## [WHAT IS REQUIRED]
Pull each line holding "JSON" out of the entries below.

[[ EXTRACTED RECORDS, beginning ]]

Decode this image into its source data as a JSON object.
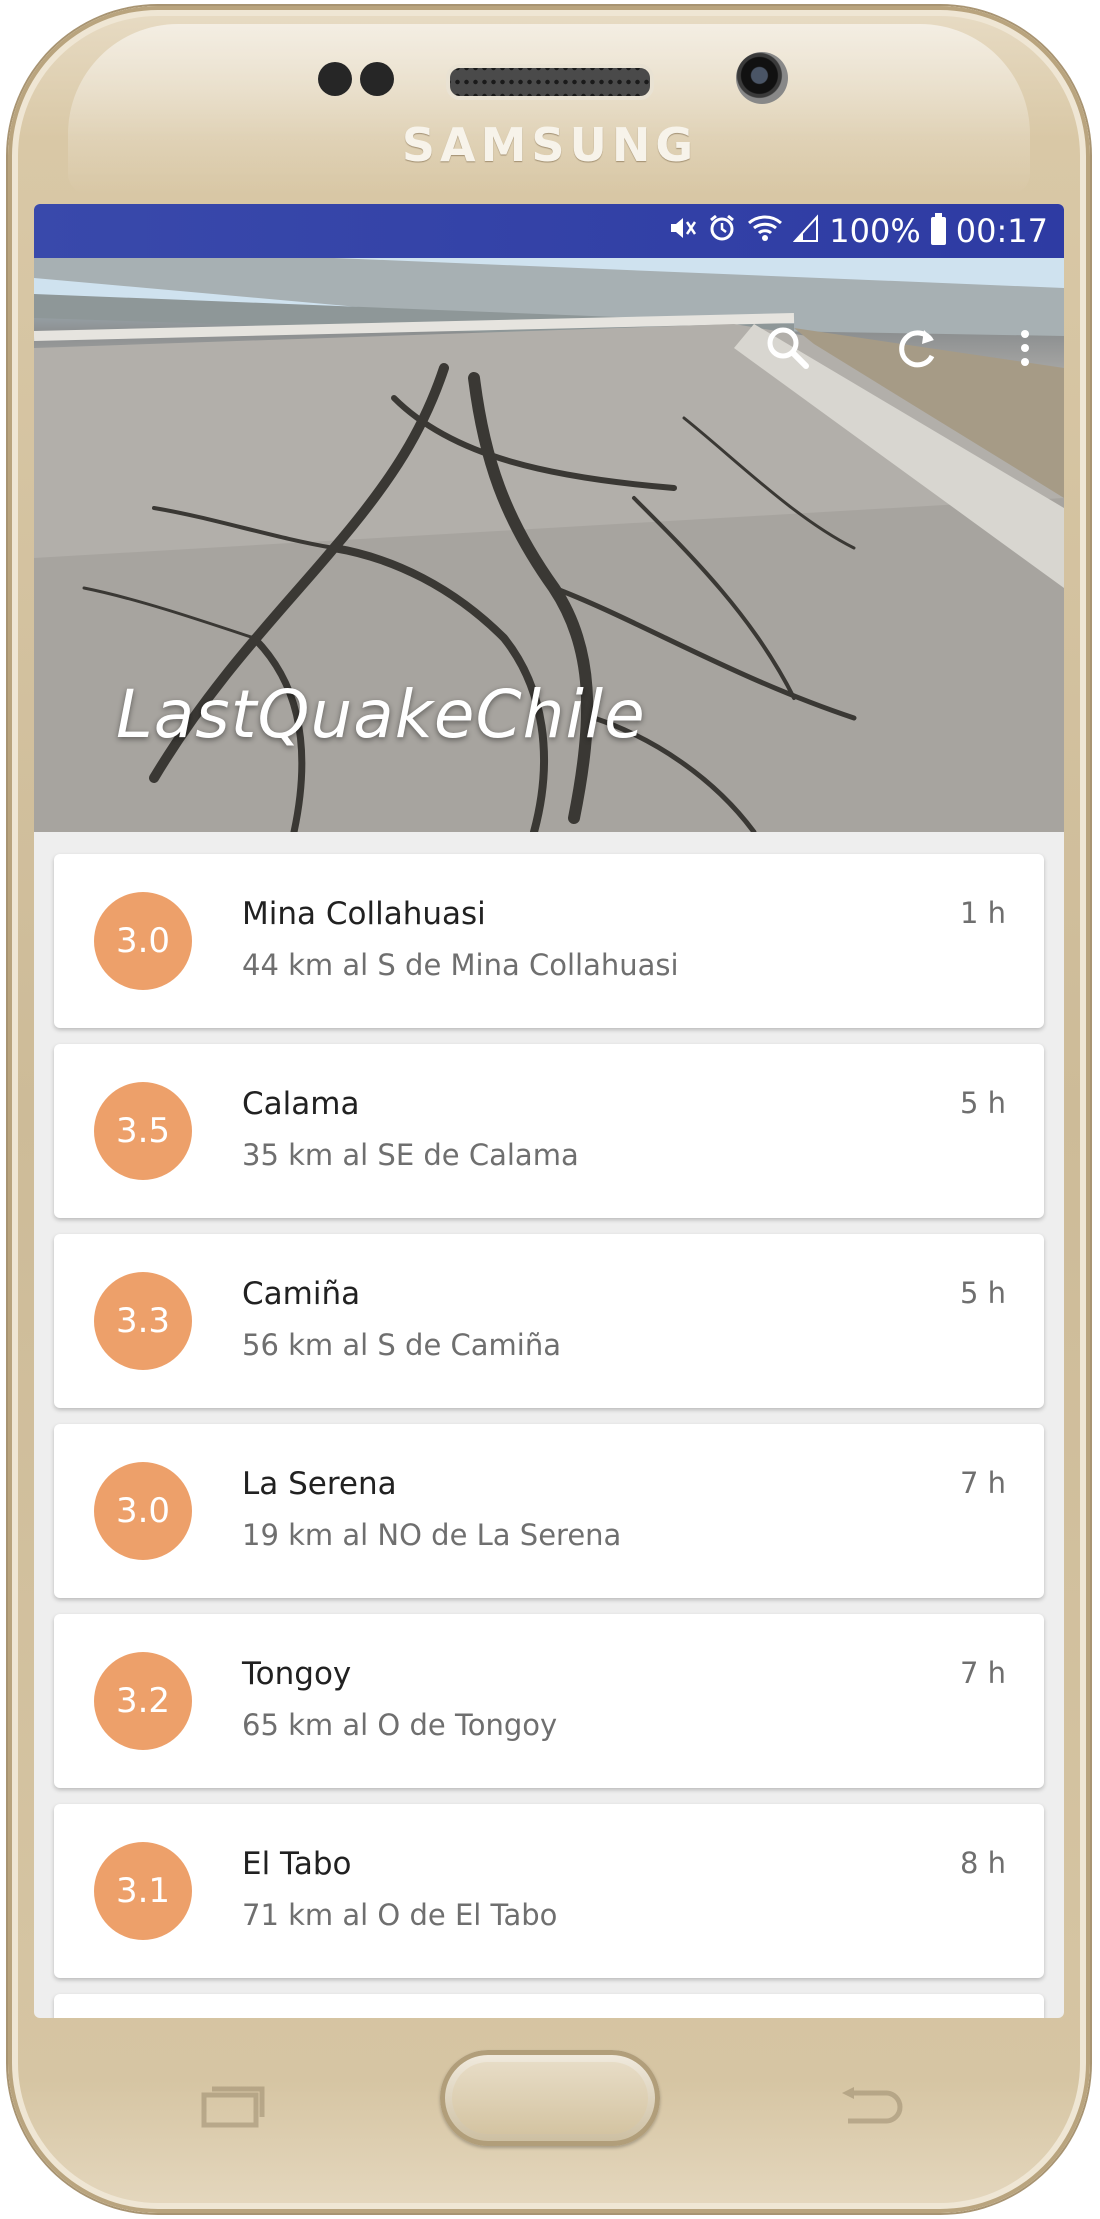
{
  "device": {
    "brand": "SAMSUNG"
  },
  "status_bar": {
    "battery": "100%",
    "time": "00:17",
    "icons": [
      "mute-icon",
      "alarm-icon",
      "wifi-icon",
      "signal-icon",
      "battery-icon"
    ]
  },
  "app": {
    "title": "LastQuakeChile",
    "actions": [
      "search-icon",
      "refresh-icon",
      "more-vert-icon"
    ]
  },
  "colors": {
    "status_bar": "#3949ab",
    "magnitude_badge": "#eda06a",
    "card": "#ffffff",
    "list_background": "#eeeeee"
  },
  "quakes": [
    {
      "magnitude": "3.0",
      "place": "Mina Collahuasi",
      "description": "44 km al S de Mina Collahuasi",
      "time": "1 h"
    },
    {
      "magnitude": "3.5",
      "place": "Calama",
      "description": "35 km al SE de Calama",
      "time": "5 h"
    },
    {
      "magnitude": "3.3",
      "place": "Camiña",
      "description": "56 km al S de Camiña",
      "time": "5 h"
    },
    {
      "magnitude": "3.0",
      "place": "La Serena",
      "description": "19 km al NO de La Serena",
      "time": "7 h"
    },
    {
      "magnitude": "3.2",
      "place": "Tongoy",
      "description": "65 km al O de Tongoy",
      "time": "7 h"
    },
    {
      "magnitude": "3.1",
      "place": "El Tabo",
      "description": "71 km al O de El Tabo",
      "time": "8 h"
    }
  ]
}
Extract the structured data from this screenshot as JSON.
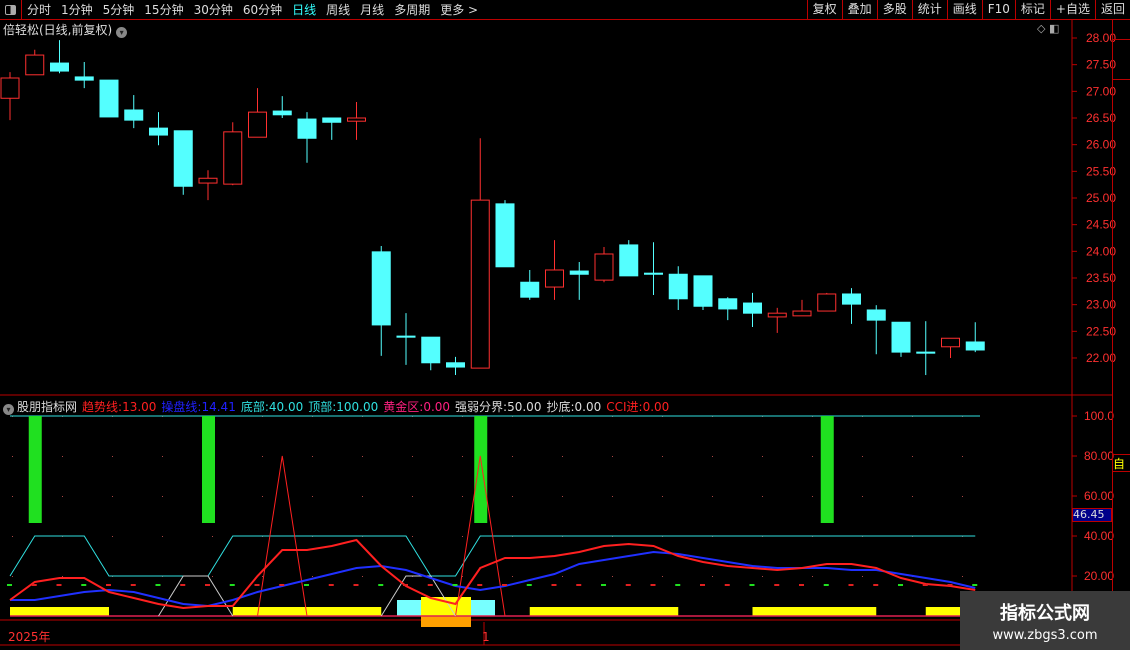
{
  "toolbar": {
    "periods": [
      "分时",
      "1分钟",
      "5分钟",
      "15分钟",
      "30分钟",
      "60分钟",
      "日线",
      "周线",
      "月线",
      "多周期",
      "更多 >"
    ],
    "active": "日线",
    "buttons": [
      "复权",
      "叠加",
      "多股",
      "统计",
      "画线",
      "F10",
      "标记",
      "+自选",
      "返回"
    ]
  },
  "main": {
    "title": "倍轻松(日线,前复权)",
    "price_ticks": [
      "28.00",
      "27.50",
      "27.00",
      "26.50",
      "26.00",
      "25.50",
      "25.00",
      "24.50",
      "24.00",
      "23.50",
      "23.00",
      "22.50",
      "22.00"
    ]
  },
  "indicator": {
    "name": "股朋指标网",
    "legend": [
      {
        "label": "趋势线:",
        "value": "13.00",
        "color": "#ff2020"
      },
      {
        "label": "操盘线:",
        "value": "14.41",
        "color": "#2020ff"
      },
      {
        "label": "底部:",
        "value": "40.00",
        "color": "#30e0e0"
      },
      {
        "label": "顶部:",
        "value": "100.00",
        "color": "#30e0e0"
      },
      {
        "label": "黄金区:",
        "value": "0.00",
        "color": "#ff2080"
      },
      {
        "label": "强弱分界:",
        "value": "50.00",
        "color": "#dddddd"
      },
      {
        "label": "抄底:",
        "value": "0.00",
        "color": "#dddddd"
      },
      {
        "label": "CCI进:",
        "value": "0.00",
        "color": "#ff2020"
      }
    ],
    "ticks": [
      "100.0",
      "80.00",
      "60.00",
      "40.00",
      "20.00"
    ],
    "current": "46.45"
  },
  "time_axis": {
    "labels": [
      "2025年",
      "1"
    ]
  },
  "watermark": {
    "name": "指标公式网",
    "url": "www.zbgs3.com"
  },
  "side_strip": {
    "top": "自"
  },
  "colors": {
    "up": "#ff3030",
    "down": "#54ffff",
    "trend": "#ff2020",
    "op": "#2030ff",
    "band": "#30e0e0",
    "green": "#20e020",
    "yellow": "#ffff00",
    "orange": "#ffa000"
  },
  "chart_data": {
    "type": "candlestick",
    "ylim": [
      21.6,
      28.2
    ],
    "candles": [
      [
        26.87,
        27.25,
        27.36,
        26.46
      ],
      [
        27.31,
        27.68,
        27.78,
        27.31
      ],
      [
        27.53,
        27.38,
        27.96,
        27.34
      ],
      [
        27.27,
        27.21,
        27.55,
        27.06
      ],
      [
        27.21,
        26.52,
        27.21,
        26.52
      ],
      [
        26.65,
        26.46,
        26.93,
        26.31
      ],
      [
        26.31,
        26.18,
        26.61,
        25.99
      ],
      [
        26.26,
        25.22,
        26.26,
        25.06
      ],
      [
        25.28,
        25.37,
        25.52,
        24.96
      ],
      [
        25.26,
        26.24,
        26.42,
        25.24
      ],
      [
        26.14,
        26.61,
        27.06,
        26.14
      ],
      [
        26.63,
        26.56,
        26.91,
        26.5
      ],
      [
        26.48,
        26.12,
        26.61,
        25.66
      ],
      [
        26.5,
        26.42,
        26.5,
        26.09
      ],
      [
        26.44,
        26.5,
        26.8,
        26.09
      ],
      [
        23.99,
        22.62,
        24.1,
        22.04
      ],
      [
        22.41,
        22.39,
        22.84,
        21.87
      ],
      [
        22.39,
        21.91,
        22.39,
        21.77
      ],
      [
        21.91,
        21.83,
        22.02,
        21.68
      ],
      [
        21.81,
        24.96,
        26.12,
        21.81
      ],
      [
        24.89,
        23.71,
        24.96,
        23.71
      ],
      [
        23.42,
        23.14,
        23.65,
        23.09
      ],
      [
        23.33,
        23.65,
        24.21,
        23.09
      ],
      [
        23.63,
        23.57,
        23.8,
        23.09
      ],
      [
        23.46,
        23.95,
        24.08,
        23.42
      ],
      [
        24.12,
        23.54,
        24.21,
        23.54
      ],
      [
        23.59,
        23.57,
        24.17,
        23.18
      ],
      [
        23.57,
        23.11,
        23.72,
        22.9
      ],
      [
        23.54,
        22.97,
        23.54,
        22.9
      ],
      [
        23.11,
        22.92,
        23.14,
        22.71
      ],
      [
        23.03,
        22.84,
        23.22,
        22.58
      ],
      [
        22.77,
        22.84,
        22.94,
        22.47
      ],
      [
        22.79,
        22.88,
        23.09,
        22.79
      ],
      [
        22.88,
        23.2,
        23.22,
        22.88
      ],
      [
        23.2,
        23.01,
        23.31,
        22.64
      ],
      [
        22.9,
        22.71,
        22.99,
        22.07
      ],
      [
        22.67,
        22.11,
        22.67,
        22.02
      ],
      [
        22.11,
        22.09,
        22.69,
        21.68
      ],
      [
        22.21,
        22.37,
        22.37,
        22.0
      ],
      [
        22.3,
        22.15,
        22.67,
        22.11
      ]
    ],
    "indicator": {
      "ylim": [
        0,
        100
      ],
      "trend": [
        8,
        17,
        19,
        19,
        12,
        9,
        6,
        4,
        5,
        5,
        20,
        33,
        33,
        35,
        38,
        25,
        15,
        9,
        6,
        24,
        29,
        29,
        30,
        32,
        35,
        36,
        35,
        30,
        27,
        25,
        24,
        23,
        24,
        26,
        26,
        24,
        19,
        16,
        15,
        13
      ],
      "op": [
        8,
        8,
        10,
        12,
        13,
        12,
        9,
        6,
        5,
        8,
        12,
        15,
        18,
        21,
        24,
        25,
        23,
        19,
        15,
        13,
        15,
        18,
        21,
        26,
        28,
        30,
        32,
        31,
        29,
        27,
        25,
        24,
        24,
        24,
        23,
        23,
        21,
        19,
        17,
        14
      ],
      "band": [
        20,
        40,
        40,
        40,
        20,
        20,
        20,
        20,
        20,
        40,
        40,
        40,
        40,
        40,
        40,
        40,
        40,
        20,
        20,
        40,
        40,
        40,
        40,
        40,
        40,
        40,
        40,
        40,
        40,
        40,
        40,
        40,
        40,
        40,
        40,
        40,
        40,
        40,
        40,
        40
      ],
      "green_bars": [
        1,
        8,
        19,
        33
      ],
      "spikes": [
        11,
        19
      ],
      "yellow_segments": [
        [
          0,
          4
        ],
        [
          9,
          15
        ],
        [
          21,
          27
        ],
        [
          30,
          35
        ],
        [
          37,
          39
        ]
      ]
    }
  }
}
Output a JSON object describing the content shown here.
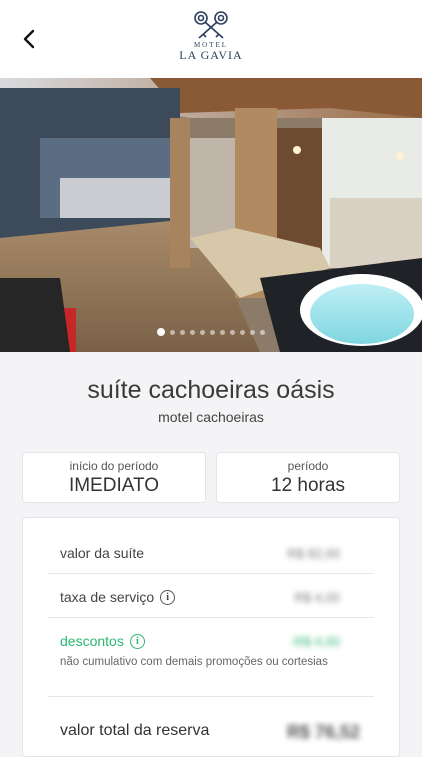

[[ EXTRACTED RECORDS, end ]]

## [ANSWER SECTION]
Decode this image into its source data as a JSON object.
Extract the structured data from this screenshot as JSON.
Output a JSON object describing the content shown here.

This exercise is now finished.